§ **ASSIGNMENT**
Compute how many lines in the data below hold the word "JSON", then report that number with nothing else.

§ **PROVIDED DATA**
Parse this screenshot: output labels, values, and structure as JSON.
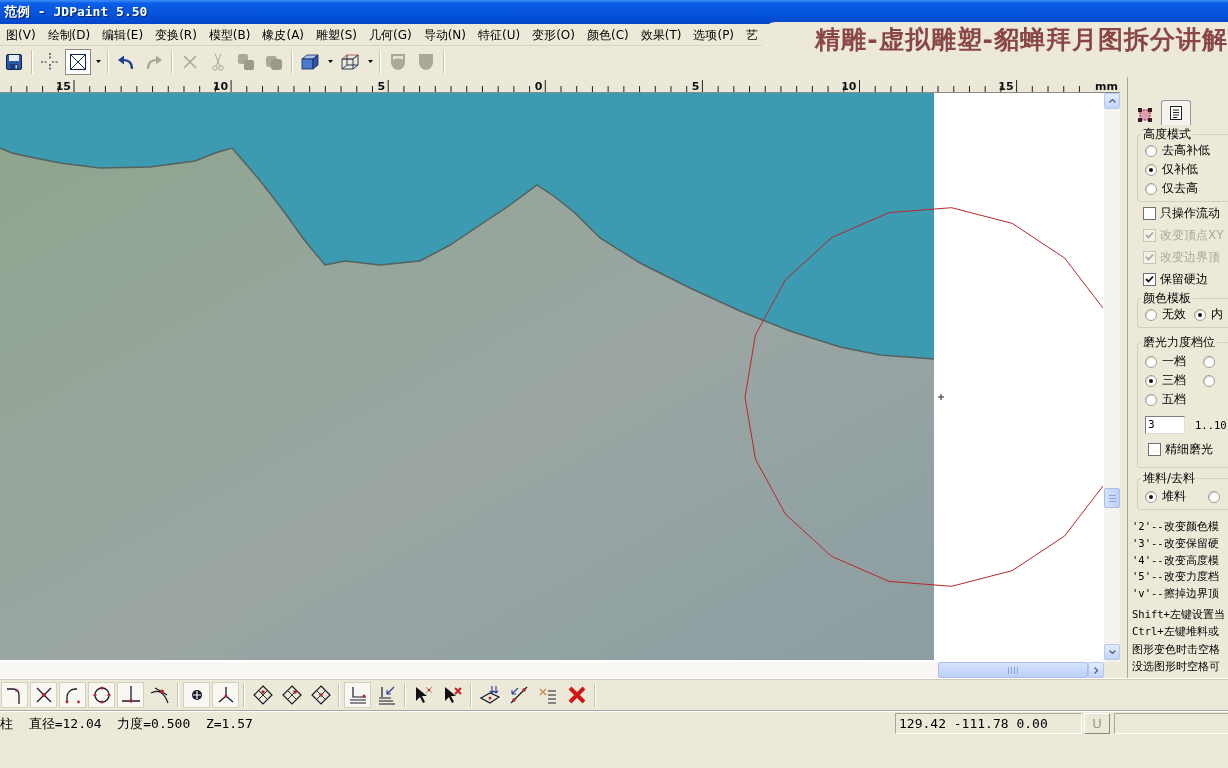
{
  "title_bar": {
    "title": "范例 - JDPaint 5.50"
  },
  "caption_banner": {
    "text": "精雕-虚拟雕塑-貂蝉拜月图拆分讲解"
  },
  "menu_bar": [
    "图(V)",
    "绘制(D)",
    "编辑(E)",
    "变换(R)",
    "模型(B)",
    "橡皮(A)",
    "雕塑(S)",
    "几何(G)",
    "导动(N)",
    "特征(U)",
    "变形(O)",
    "颜色(C)",
    "效果(T)",
    "选项(P)",
    "艺"
  ],
  "toolbar": [
    {
      "pressed": false,
      "disabled": false
    },
    {
      "pressed": false,
      "disabled": false
    },
    {
      "pressed": true,
      "disabled": false
    },
    {
      "pressed": false,
      "disabled": false
    },
    {
      "pressed": false,
      "disabled": true
    },
    {
      "pressed": false,
      "disabled": true
    },
    {
      "pressed": false,
      "disabled": true
    },
    {
      "pressed": false,
      "disabled": true
    },
    {
      "pressed": false,
      "disabled": true
    },
    {
      "pressed": false,
      "disabled": false
    },
    {
      "pressed": false,
      "disabled": false
    },
    {
      "pressed": false,
      "disabled": true
    },
    {
      "pressed": false,
      "disabled": true
    }
  ],
  "ruler": {
    "labels": [
      "15",
      "10",
      "5",
      "0",
      "5",
      "10",
      "15"
    ],
    "unit": "mm"
  },
  "side_panel": {
    "tabs": [
      {
        "selected": false
      },
      {
        "selected": true
      }
    ],
    "height_mode": {
      "title": "高度模式",
      "options": [
        {
          "label": "去高补低",
          "selected": false
        },
        {
          "label": "仅补低",
          "selected": true
        },
        {
          "label": "仅去高",
          "selected": false
        }
      ]
    },
    "checkboxes": [
      {
        "label": "只操作流动",
        "checked": false,
        "disabled": false
      },
      {
        "label": "改变顶点XY",
        "checked": true,
        "disabled": true
      },
      {
        "label": "改变边界顶",
        "checked": true,
        "disabled": true
      },
      {
        "label": "保留硬边",
        "checked": true,
        "disabled": false
      }
    ],
    "color_template": {
      "title": "颜色模板",
      "options": [
        {
          "label": "无效",
          "selected": false
        },
        {
          "label": "内",
          "selected": true
        }
      ]
    },
    "polish_level": {
      "title": "磨光力度档位",
      "options": [
        {
          "label": "一档",
          "selected": false
        },
        {
          "selected": false
        },
        {
          "label": "三档",
          "selected": true
        },
        {
          "selected": false
        },
        {
          "label": "五档",
          "selected": false
        }
      ],
      "value": "3",
      "range": "1..10",
      "fine_polish": {
        "label": "精细磨光",
        "checked": false
      }
    },
    "material": {
      "title": "堆料/去料",
      "options": [
        {
          "label": "堆料",
          "selected": true
        },
        {
          "selected": false
        }
      ]
    },
    "hints": [
      "'2'--改变颜色模",
      "'3'--改变保留硬",
      "'4'--改变高度模",
      "'5'--改变力度档",
      "'v'--擦掉边界顶"
    ],
    "tips": [
      "Shift+左键设置当",
      "Ctrl+左键堆料或",
      "图形变色时击空格",
      "没选图形时空格可"
    ]
  },
  "bottom_toolbar": [
    {
      "pressed": true
    },
    {
      "pressed": true
    },
    {
      "pressed": true
    },
    {
      "pressed": true
    },
    {
      "pressed": true
    },
    {
      "pressed": false
    },
    {
      "pressed": true
    },
    {
      "pressed": true
    },
    {
      "pressed": false
    },
    {
      "pressed": false
    },
    {
      "pressed": false
    },
    {
      "pressed": true
    },
    {
      "pressed": false
    },
    {
      "pressed": false
    },
    {
      "pressed": false
    },
    {
      "pressed": false
    },
    {
      "pressed": false
    },
    {
      "pressed": false
    },
    {
      "pressed": false
    }
  ],
  "status_bar": {
    "message": "柱  直径=12.04  力度=0.500  Z=1.57",
    "coordinates": "129.42 -111.78 0.00",
    "button": "U"
  }
}
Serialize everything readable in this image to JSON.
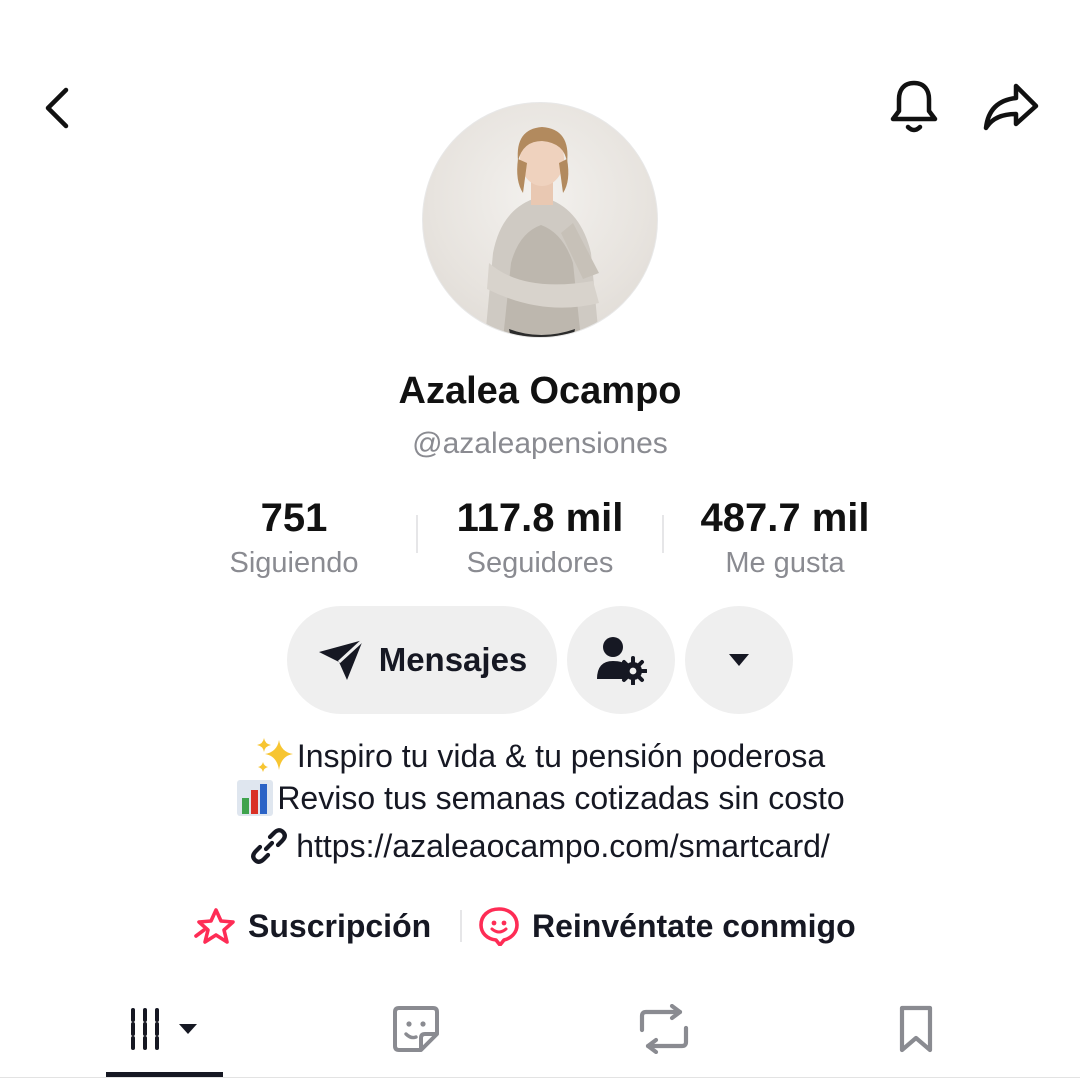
{
  "profile": {
    "display_name": "Azalea Ocampo",
    "username": "@azaleapensiones"
  },
  "stats": {
    "following": {
      "value": "751",
      "label": "Siguiendo"
    },
    "followers": {
      "value": "117.8 mil",
      "label": "Seguidores"
    },
    "likes": {
      "value": "487.7 mil",
      "label": "Me gusta"
    }
  },
  "actions": {
    "message_label": "Mensajes"
  },
  "bio": {
    "line1_emoji": "sparkles",
    "line1": "Inspiro tu vida & tu pensión poderosa",
    "line2_emoji": "bar-chart",
    "line2": "Reviso tus semanas cotizadas sin costo",
    "link": "https://azaleaocampo.com/smartcard/"
  },
  "features": {
    "subscription_label": "Suscripción",
    "reinvent_label": "Reinvéntate conmigo"
  },
  "icons": {
    "back": "chevron-left-icon",
    "notifications": "bell-icon",
    "share": "share-arrow-icon",
    "send": "paper-plane-icon",
    "user_settings": "user-gear-icon",
    "more": "caret-down-icon",
    "link": "link-icon",
    "tab_videos": "grid-icon",
    "tab_stickers": "sticker-icon",
    "tab_reposts": "repost-icon",
    "tab_saved": "bookmark-icon"
  },
  "colors": {
    "primary_text": "#161823",
    "secondary_text": "#8a8b91",
    "button_bg": "#efefef",
    "accent_pink": "#fe2c55"
  }
}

§ **ANSWER BELOW**
2